Anticipate a challenge from any direction.
Throughout this panel discussion, the importance of planning and preparation is emphasized. From demographics to an analysis plan, claim substantiation requires a thorough assessment of its risks. Is this claim worth investing in? Will the consumers even care about the specific benefit researched? Additionally, Bajec recommends considering any form of possible scrutiny since the claim is going to be evaluated by regulators, governing bodies, competitors, and consumers. To ensure the attention will benefit the company, the claim must deliver. Learning about what motivates the consumer will help develop impactful wording which will resonate with the target demographic. Being efficient by designing a narrow study with clear objectives will enhance the quality of the findings and create an overall more productive experience.
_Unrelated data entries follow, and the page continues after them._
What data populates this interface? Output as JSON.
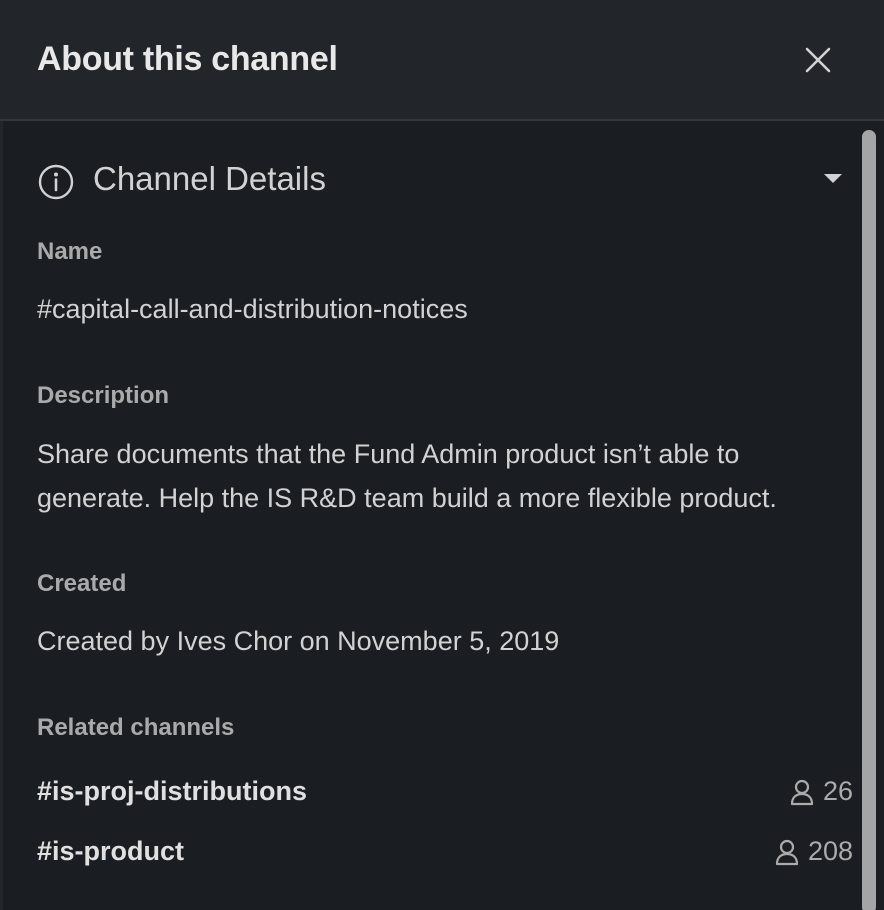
{
  "header": {
    "title": "About this channel",
    "close_icon": "close-icon"
  },
  "section": {
    "title": "Channel Details",
    "icon": "info-icon",
    "toggle_icon": "caret-down-icon"
  },
  "fields": {
    "name_label": "Name",
    "name_value": "#capital-call-and-distribution-notices",
    "description_label": "Description",
    "description_value": "Share documents that the Fund Admin product isn’t able to generate. Help the IS R&D team build a more flexible product.",
    "created_label": "Created",
    "created_value": "Created by Ives Chor on November 5, 2019"
  },
  "related": {
    "label": "Related channels",
    "channels": [
      {
        "name": "#is-proj-distributions",
        "members": "26"
      },
      {
        "name": "#is-product",
        "members": "208"
      }
    ]
  },
  "colors": {
    "background": "#1a1d21",
    "header_background": "#222529",
    "text": "#d1d2d3",
    "label": "#a9aaab",
    "scrollbar": "#a4a5a7"
  }
}
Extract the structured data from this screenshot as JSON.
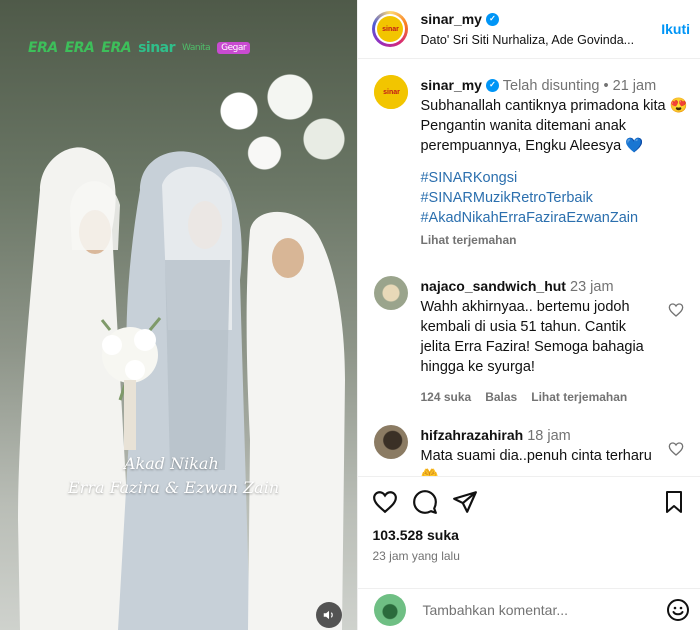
{
  "media": {
    "logos": [
      "ERA",
      "ERA",
      "ERA",
      "sinar",
      "Wanita",
      "Gegar"
    ],
    "overlay_line1": "Akad Nikah",
    "overlay_line2": "Erra Fazira & Ezwan Zain"
  },
  "header": {
    "username": "sinar_my",
    "avatar_text": "sinar",
    "subtitle": "Dato' Sri Siti Nurhaliza, Ade Govinda...",
    "follow_label": "Ikuti"
  },
  "caption": {
    "username": "sinar_my",
    "edited_label": "Telah disunting",
    "time": "21 jam",
    "text": "Subhanallah cantiknya primadona kita 😍 Pengantin wanita ditemani anak perempuannya, Engku Aleesya 💙",
    "hashtags": [
      "#SINARKongsi",
      "#SINARMuzikRetroTerbaik",
      "#AkadNikahErraFaziraEzwanZain"
    ],
    "translate_label": "Lihat terjemahan"
  },
  "comments": [
    {
      "username": "najaco_sandwich_hut",
      "time": "23 jam",
      "text": "Wahh akhirnyaa.. bertemu jodoh kembali di usia 51 tahun. Cantik jelita Erra Fazira! Semoga bahagia hingga ke syurga!",
      "likes": "124 suka",
      "reply_label": "Balas",
      "translate_label": "Lihat terjemahan"
    },
    {
      "username": "hifzahrazahirah",
      "time": "18 jam",
      "text": "Mata suami dia..penuh cinta terharu 🤲"
    }
  ],
  "actions": {
    "likes": "103.528 suka",
    "time_ago": "23 jam yang lalu"
  },
  "add_comment": {
    "placeholder": "Tambahkan komentar..."
  },
  "colors": {
    "accent": "#0095f6",
    "hashtag": "#2b6fae",
    "muted": "#737373"
  }
}
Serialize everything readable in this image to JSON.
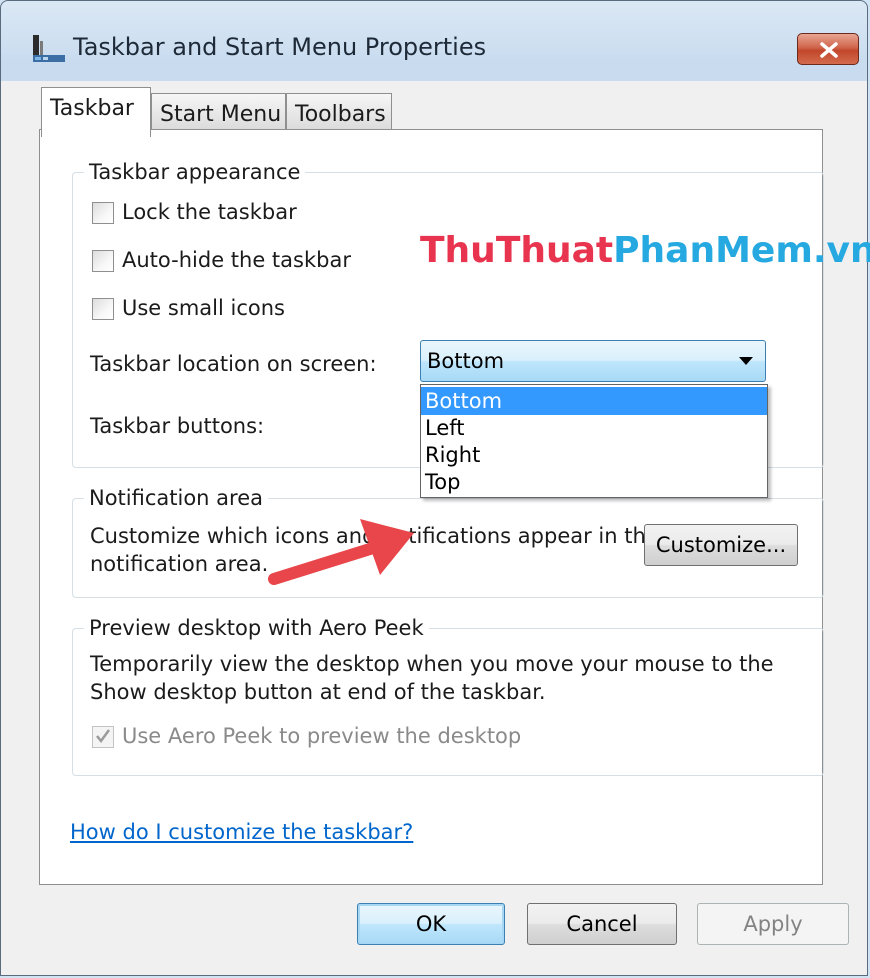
{
  "window": {
    "title": "Taskbar and Start Menu Properties"
  },
  "tabs": [
    {
      "label": "Taskbar",
      "active": true
    },
    {
      "label": "Start Menu",
      "active": false
    },
    {
      "label": "Toolbars",
      "active": false
    }
  ],
  "watermark": {
    "part1": "ThuThuat",
    "part2": "PhanMem.vn",
    "color1": "#e8344e",
    "color2": "#26a9e0"
  },
  "appearance": {
    "title": "Taskbar appearance",
    "lock_label": "Lock the taskbar",
    "lock_checked": false,
    "autohide_label": "Auto-hide the taskbar",
    "autohide_checked": false,
    "small_icons_label": "Use small icons",
    "small_icons_checked": false,
    "location_label": "Taskbar location on screen:",
    "location_value": "Bottom",
    "location_options": [
      "Bottom",
      "Left",
      "Right",
      "Top"
    ],
    "buttons_label": "Taskbar buttons:"
  },
  "notification": {
    "title": "Notification area",
    "desc_line1": "Customize which icons and notifications appear in the",
    "desc_line2": "notification area.",
    "customize_button": "Customize..."
  },
  "aero": {
    "title": "Preview desktop with Aero Peek",
    "desc_line1": "Temporarily view the desktop when you move your mouse to the",
    "desc_line2": "Show desktop button at end of the taskbar.",
    "checkbox_label": "Use Aero Peek to preview the desktop",
    "checkbox_checked": true,
    "checkbox_disabled": true
  },
  "help_link": "How do I customize the taskbar?",
  "footer": {
    "ok": "OK",
    "cancel": "Cancel",
    "apply": "Apply"
  },
  "colors": {
    "accent_blue": "#3399ff",
    "link": "#0066cc",
    "annotation_arrow": "#e8464a"
  }
}
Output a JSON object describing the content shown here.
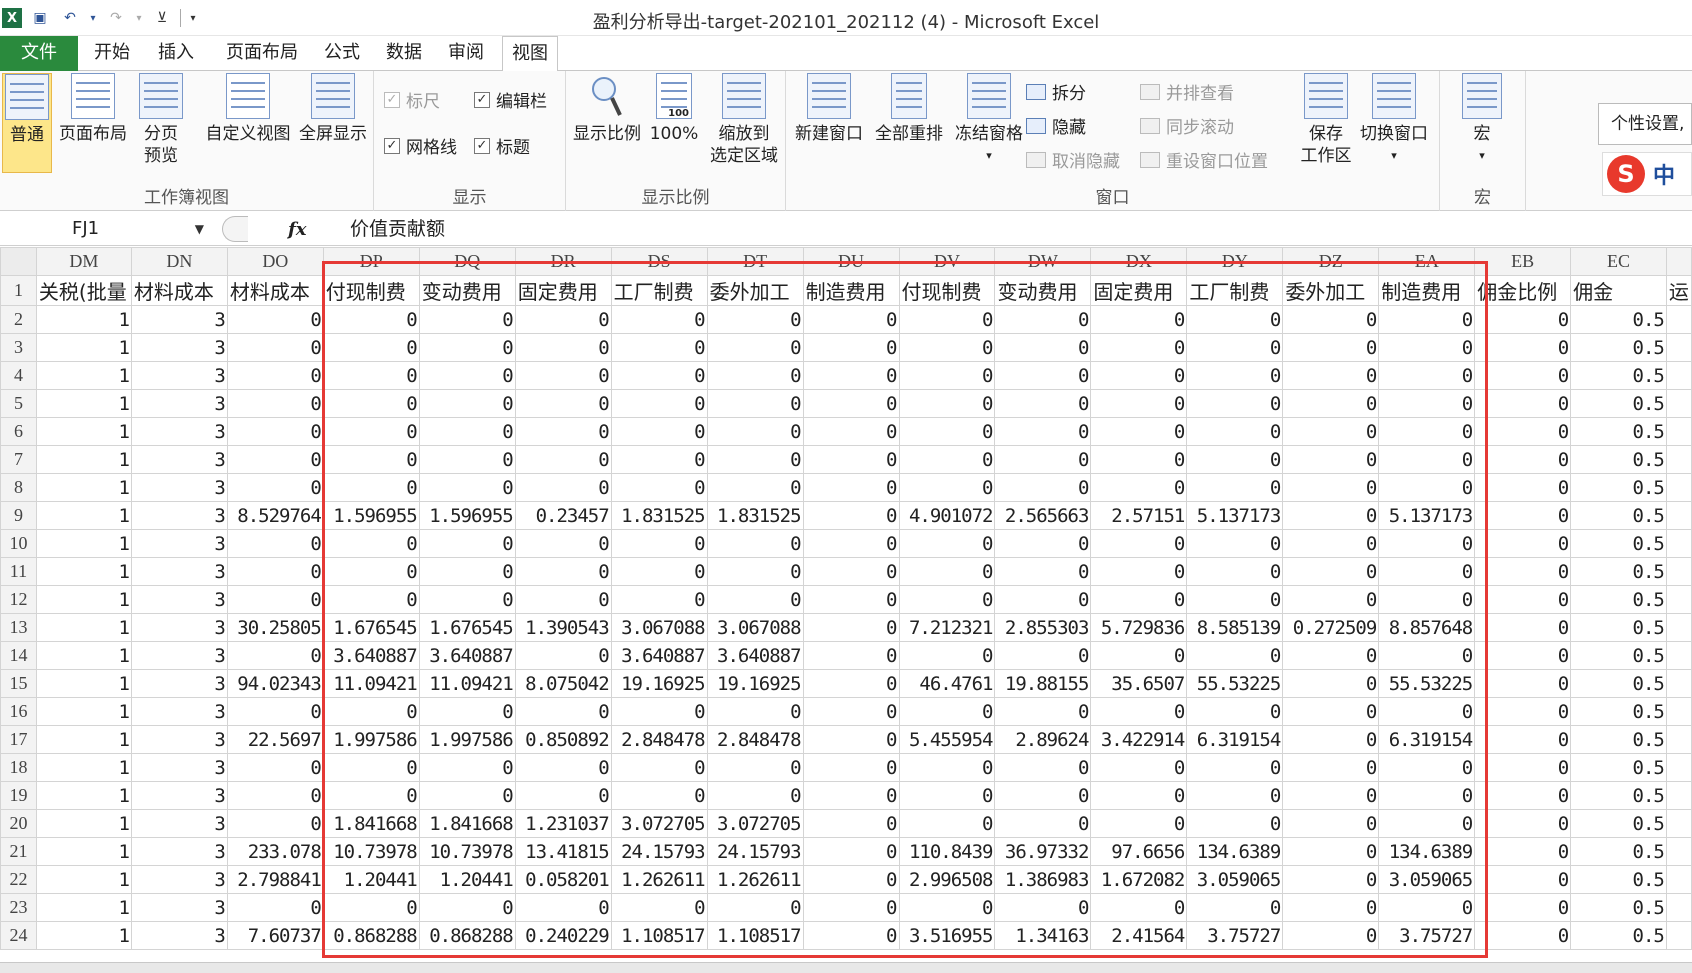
{
  "window": {
    "title": "盈利分析导出-target-202101_202112 (4)  -  Microsoft Excel"
  },
  "tabs": [
    "文件",
    "开始",
    "插入",
    "页面布局",
    "公式",
    "数据",
    "审阅",
    "视图"
  ],
  "active_tab": "视图",
  "ribbon": {
    "workbook_views": {
      "label": "工作簿视图",
      "normal": "普通",
      "page_layout": "页面布局",
      "page_break_1": "分页",
      "page_break_2": "预览",
      "custom_views": "自定义视图",
      "full_screen": "全屏显示"
    },
    "show": {
      "label": "显示",
      "ruler": "标尺",
      "formula_bar": "编辑栏",
      "gridlines": "网格线",
      "headings": "标题",
      "ruler_checked": "✓",
      "formula_bar_checked": "✓",
      "gridlines_checked": "✓",
      "headings_checked": "✓"
    },
    "zoom": {
      "label": "显示比例",
      "zoom": "显示比例",
      "hundred": "100%",
      "hundred_icon_text": "100",
      "zoom_to_sel_1": "缩放到",
      "zoom_to_sel_2": "选定区域"
    },
    "window": {
      "label": "窗口",
      "new_window": "新建窗口",
      "arrange_all": "全部重排",
      "freeze": "冻结窗格",
      "split": "拆分",
      "hide": "隐藏",
      "unhide": "取消隐藏",
      "side_by_side": "并排查看",
      "sync_scroll": "同步滚动",
      "reset_pos": "重设窗口位置",
      "save_ws_1": "保存",
      "save_ws_2": "工作区",
      "switch": "切换窗口"
    },
    "macros": {
      "label": "宏",
      "macros": "宏"
    },
    "tooltip": "个性设置,"
  },
  "ime": {
    "logo": "S",
    "text": "中"
  },
  "formula_bar": {
    "name_box": "FJ1",
    "fx": "fx",
    "formula": "价值贡献额"
  },
  "sheet": {
    "columns": [
      "DM",
      "DN",
      "DO",
      "DP",
      "DQ",
      "DR",
      "DS",
      "DT",
      "DU",
      "DV",
      "DW",
      "DX",
      "DY",
      "DZ",
      "EA",
      "EB",
      "EC"
    ],
    "header_row": [
      "关税(批量",
      "材料成本",
      "材料成本",
      "付现制费",
      "变动费用",
      "固定费用",
      "工厂制费",
      "委外加工",
      "制造费用",
      "付现制费",
      "变动费用",
      "固定费用",
      "工厂制费",
      "委外加工",
      "制造费用",
      "佣金比例",
      "佣金",
      "运"
    ],
    "rows": [
      {
        "n": "2",
        "v": [
          "1",
          "3",
          "0",
          "0",
          "0",
          "0",
          "0",
          "0",
          "0",
          "0",
          "0",
          "0",
          "0",
          "0",
          "0",
          "0",
          "0.5"
        ]
      },
      {
        "n": "3",
        "v": [
          "1",
          "3",
          "0",
          "0",
          "0",
          "0",
          "0",
          "0",
          "0",
          "0",
          "0",
          "0",
          "0",
          "0",
          "0",
          "0",
          "0.5"
        ]
      },
      {
        "n": "4",
        "v": [
          "1",
          "3",
          "0",
          "0",
          "0",
          "0",
          "0",
          "0",
          "0",
          "0",
          "0",
          "0",
          "0",
          "0",
          "0",
          "0",
          "0.5"
        ]
      },
      {
        "n": "5",
        "v": [
          "1",
          "3",
          "0",
          "0",
          "0",
          "0",
          "0",
          "0",
          "0",
          "0",
          "0",
          "0",
          "0",
          "0",
          "0",
          "0",
          "0.5"
        ]
      },
      {
        "n": "6",
        "v": [
          "1",
          "3",
          "0",
          "0",
          "0",
          "0",
          "0",
          "0",
          "0",
          "0",
          "0",
          "0",
          "0",
          "0",
          "0",
          "0",
          "0.5"
        ]
      },
      {
        "n": "7",
        "v": [
          "1",
          "3",
          "0",
          "0",
          "0",
          "0",
          "0",
          "0",
          "0",
          "0",
          "0",
          "0",
          "0",
          "0",
          "0",
          "0",
          "0.5"
        ]
      },
      {
        "n": "8",
        "v": [
          "1",
          "3",
          "0",
          "0",
          "0",
          "0",
          "0",
          "0",
          "0",
          "0",
          "0",
          "0",
          "0",
          "0",
          "0",
          "0",
          "0.5"
        ]
      },
      {
        "n": "9",
        "v": [
          "1",
          "3",
          "8.529764",
          "1.596955",
          "1.596955",
          "0.23457",
          "1.831525",
          "1.831525",
          "0",
          "4.901072",
          "2.565663",
          "2.57151",
          "5.137173",
          "0",
          "5.137173",
          "0",
          "0.5"
        ]
      },
      {
        "n": "10",
        "v": [
          "1",
          "3",
          "0",
          "0",
          "0",
          "0",
          "0",
          "0",
          "0",
          "0",
          "0",
          "0",
          "0",
          "0",
          "0",
          "0",
          "0.5"
        ]
      },
      {
        "n": "11",
        "v": [
          "1",
          "3",
          "0",
          "0",
          "0",
          "0",
          "0",
          "0",
          "0",
          "0",
          "0",
          "0",
          "0",
          "0",
          "0",
          "0",
          "0.5"
        ]
      },
      {
        "n": "12",
        "v": [
          "1",
          "3",
          "0",
          "0",
          "0",
          "0",
          "0",
          "0",
          "0",
          "0",
          "0",
          "0",
          "0",
          "0",
          "0",
          "0",
          "0.5"
        ]
      },
      {
        "n": "13",
        "v": [
          "1",
          "3",
          "30.25805",
          "1.676545",
          "1.676545",
          "1.390543",
          "3.067088",
          "3.067088",
          "0",
          "7.212321",
          "2.855303",
          "5.729836",
          "8.585139",
          "0.272509",
          "8.857648",
          "0",
          "0.5"
        ]
      },
      {
        "n": "14",
        "v": [
          "1",
          "3",
          "0",
          "3.640887",
          "3.640887",
          "0",
          "3.640887",
          "3.640887",
          "0",
          "0",
          "0",
          "0",
          "0",
          "0",
          "0",
          "0",
          "0.5"
        ]
      },
      {
        "n": "15",
        "v": [
          "1",
          "3",
          "94.02343",
          "11.09421",
          "11.09421",
          "8.075042",
          "19.16925",
          "19.16925",
          "0",
          "46.4761",
          "19.88155",
          "35.6507",
          "55.53225",
          "0",
          "55.53225",
          "0",
          "0.5"
        ]
      },
      {
        "n": "16",
        "v": [
          "1",
          "3",
          "0",
          "0",
          "0",
          "0",
          "0",
          "0",
          "0",
          "0",
          "0",
          "0",
          "0",
          "0",
          "0",
          "0",
          "0.5"
        ]
      },
      {
        "n": "17",
        "v": [
          "1",
          "3",
          "22.5697",
          "1.997586",
          "1.997586",
          "0.850892",
          "2.848478",
          "2.848478",
          "0",
          "5.455954",
          "2.89624",
          "3.422914",
          "6.319154",
          "0",
          "6.319154",
          "0",
          "0.5"
        ]
      },
      {
        "n": "18",
        "v": [
          "1",
          "3",
          "0",
          "0",
          "0",
          "0",
          "0",
          "0",
          "0",
          "0",
          "0",
          "0",
          "0",
          "0",
          "0",
          "0",
          "0.5"
        ]
      },
      {
        "n": "19",
        "v": [
          "1",
          "3",
          "0",
          "0",
          "0",
          "0",
          "0",
          "0",
          "0",
          "0",
          "0",
          "0",
          "0",
          "0",
          "0",
          "0",
          "0.5"
        ]
      },
      {
        "n": "20",
        "v": [
          "1",
          "3",
          "0",
          "1.841668",
          "1.841668",
          "1.231037",
          "3.072705",
          "3.072705",
          "0",
          "0",
          "0",
          "0",
          "0",
          "0",
          "0",
          "0",
          "0.5"
        ]
      },
      {
        "n": "21",
        "v": [
          "1",
          "3",
          "233.078",
          "10.73978",
          "10.73978",
          "13.41815",
          "24.15793",
          "24.15793",
          "0",
          "110.8439",
          "36.97332",
          "97.6656",
          "134.6389",
          "0",
          "134.6389",
          "0",
          "0.5"
        ]
      },
      {
        "n": "22",
        "v": [
          "1",
          "3",
          "2.798841",
          "1.20441",
          "1.20441",
          "0.058201",
          "1.262611",
          "1.262611",
          "0",
          "2.996508",
          "1.386983",
          "1.672082",
          "3.059065",
          "0",
          "3.059065",
          "0",
          "0.5"
        ]
      },
      {
        "n": "23",
        "v": [
          "1",
          "3",
          "0",
          "0",
          "0",
          "0",
          "0",
          "0",
          "0",
          "0",
          "0",
          "0",
          "0",
          "0",
          "0",
          "0",
          "0.5"
        ]
      },
      {
        "n": "24",
        "v": [
          "1",
          "3",
          "7.60737",
          "0.868288",
          "0.868288",
          "0.240229",
          "1.108517",
          "1.108517",
          "0",
          "3.516955",
          "1.34163",
          "2.41564",
          "3.75727",
          "0",
          "3.75727",
          "0",
          "0.5"
        ]
      }
    ]
  },
  "colors": {
    "file_tab": "#2a8a3d",
    "highlight_box": "#e53935",
    "active_view": "#fde68a"
  }
}
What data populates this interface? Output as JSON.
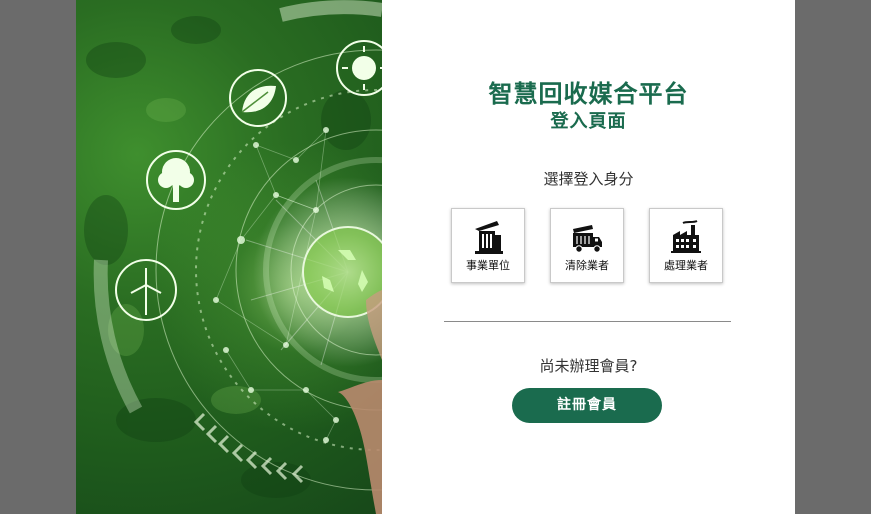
{
  "brand": {
    "accent": "#1a6b4e"
  },
  "login": {
    "title": "智慧回收媒合平台",
    "subtitle": "登入頁面",
    "choose_prompt": "選擇登入身分",
    "roles": [
      {
        "label": "事業單位",
        "icon": "office-building-icon"
      },
      {
        "label": "清除業者",
        "icon": "garbage-truck-icon"
      },
      {
        "label": "處理業者",
        "icon": "factory-icon"
      }
    ],
    "not_member_text": "尚未辦理會員?",
    "register_label": "註冊會員"
  },
  "hero": {
    "icons": [
      "leaf-icon",
      "sun-icon",
      "tree-icon",
      "wind-turbine-icon",
      "recycle-icon"
    ]
  }
}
Having a streamlined approach avoids any deception or confusion, giving reliable scientific evidence if ever needed.
The complexity surrounding claims research and industry standards can be overwhelming, but learning the best approaches to designing this type of research provides a unique opportunity to connect with consumers. Creating a straightforward design for the claims which need substantiation (or additional actions, such as clinical trials) gives both the company and the consumer confidence in the product or service. Ensuring best practices for a truthful claim is a mutually beneficial experience to be distinguishable in the marketplace and exciting for the consumer. If you are interested in connecting with Team HCD to discuss the claims research process, please contact Allison Gutkowski (Allison.Gutkowski@hcdi.net).
Word Bank of Acronyms:
FTC: Federal Trade Commission
FDA: Food and Drug Administration
FDC: Federal Data Corporation
FD&C: Federal Food, Drug, and Cosmetic Act
ASTM: American Society for Testing and Materials
SSA: Significant Scientific Agreement
SSP: Society for Sensory Professionals